Ibrahim Farinloye, spokesman for the National Emergency Management Agency's south-west region, said a three-storey building came down at around 10:00am local time.
Meanwhile, some residents of Itafaji area of Lagos Island reportedly pelted Governor Akinwunmi Ambode with sachets of water as he left the venue of the collapsed building.
Adeshina Tiamiyu, general manager of the Lagos State Emergency Management Agency, said that the agency had recorded one death so far in the disaster, and had rescued almost 50 people.
But they had also recovered "more than four dead bodies", Mr Tiamiyu said without giving an exact figure.
Mr. Kunle Awobodu, 1st Vice President, Nigerian Institute of Building NIOB, and the immediate past President of Building Collapse Prevention Guild BCPG, while reacting to yesterday's collapsed building in Ita Faji Street, Lagos Island, said "From our findings which revealed over 1000 structures were distressed, we had also recommended that those structures should be earmarked for demolition in Lagos Island".
The building was a mixture of residential apartments and classrooms, according to local media. All we are trying to do is to scale up this rescue operation.
It is not clear whether the collapsed building failed to meet safety standards.
An AFP reporter at the scene saw at least eight people pulled from the wreckage, including a small boy with blood on his face. Dust-covered children, some moving and some still, were rushed to waiting ambulances throughout the afternoon and evening.
Rescue efforts underway after Lagos school collapse
"HURIWA wondered why Lagos has persistently become a hub for substandard buildings going by the numerous cases of building collapse just as the Rights group condemned the snail speed dispensation of justice in Lagos with specific reference to cases of collapse buildings even as it blamed judicial corruption for this ugly trend". They cheered as the child was lifted out.
Adeshida, whose younger sister was the mother of the children, said she was angry because people had complained about the building for the last 12 years.
Rescue efforts were expected to continue through the night Wednesday.

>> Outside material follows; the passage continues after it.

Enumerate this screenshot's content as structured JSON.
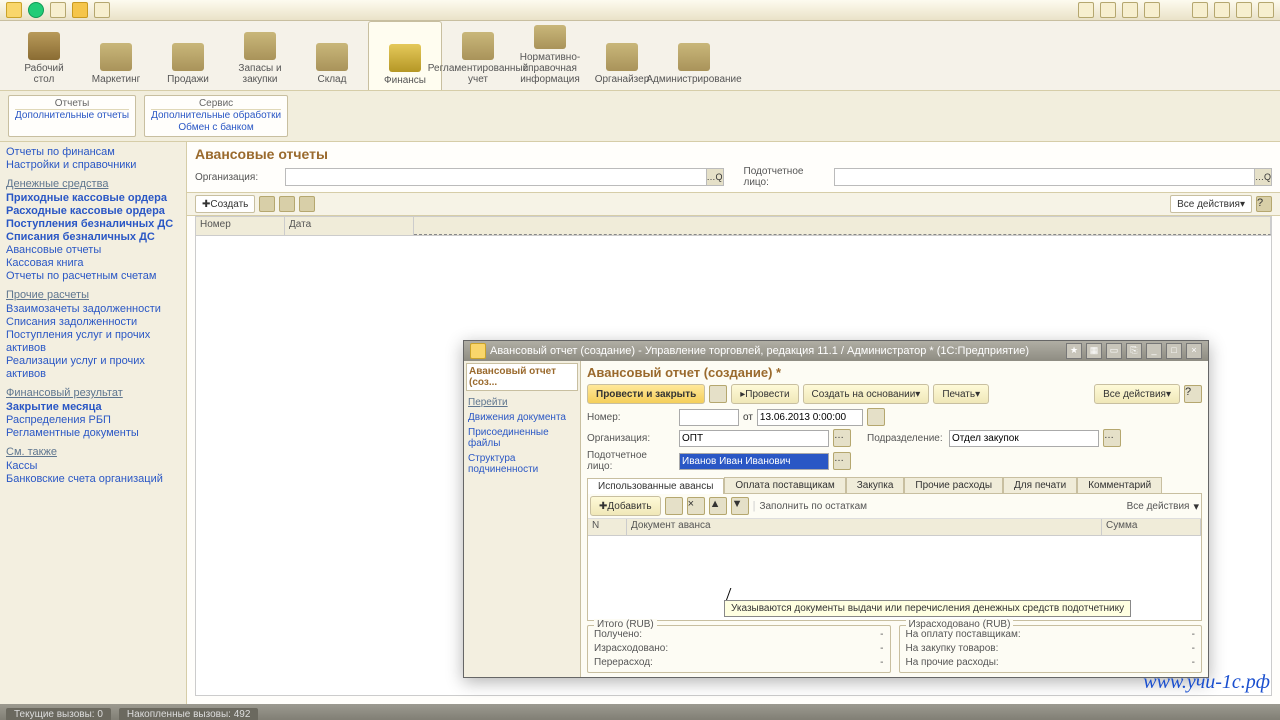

It is characterised by its Afro-Brazilian architecture, a style brought over by thousands of freed slaves who headed back home after decades working the plantations in Brazil.

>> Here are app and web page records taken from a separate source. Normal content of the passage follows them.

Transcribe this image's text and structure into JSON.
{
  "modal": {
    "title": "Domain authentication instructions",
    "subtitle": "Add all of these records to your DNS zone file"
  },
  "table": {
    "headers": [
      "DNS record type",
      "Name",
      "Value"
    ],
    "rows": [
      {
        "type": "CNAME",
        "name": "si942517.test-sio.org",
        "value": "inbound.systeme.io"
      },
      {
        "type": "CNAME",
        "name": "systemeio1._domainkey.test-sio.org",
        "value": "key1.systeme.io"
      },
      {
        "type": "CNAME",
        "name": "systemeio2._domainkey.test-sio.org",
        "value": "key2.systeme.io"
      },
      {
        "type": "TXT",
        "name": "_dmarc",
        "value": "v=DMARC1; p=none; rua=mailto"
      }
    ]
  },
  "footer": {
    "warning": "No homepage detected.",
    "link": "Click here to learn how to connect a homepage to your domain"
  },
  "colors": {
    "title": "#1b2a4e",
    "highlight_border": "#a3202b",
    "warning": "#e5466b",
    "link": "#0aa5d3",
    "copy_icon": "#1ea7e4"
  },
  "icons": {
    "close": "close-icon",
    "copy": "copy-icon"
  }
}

Building collapses are tragically common in Nigeria, where building regulations are routinely flouted.
Emergency and rescue teams are now at the scene of the incident, Pulse has learnt.
An inquiry found the building had been built illegally and had structural flaws.
In December 2016, at least 60 people were killed by the collapse of a church roof in the city of Uyo, east of the country.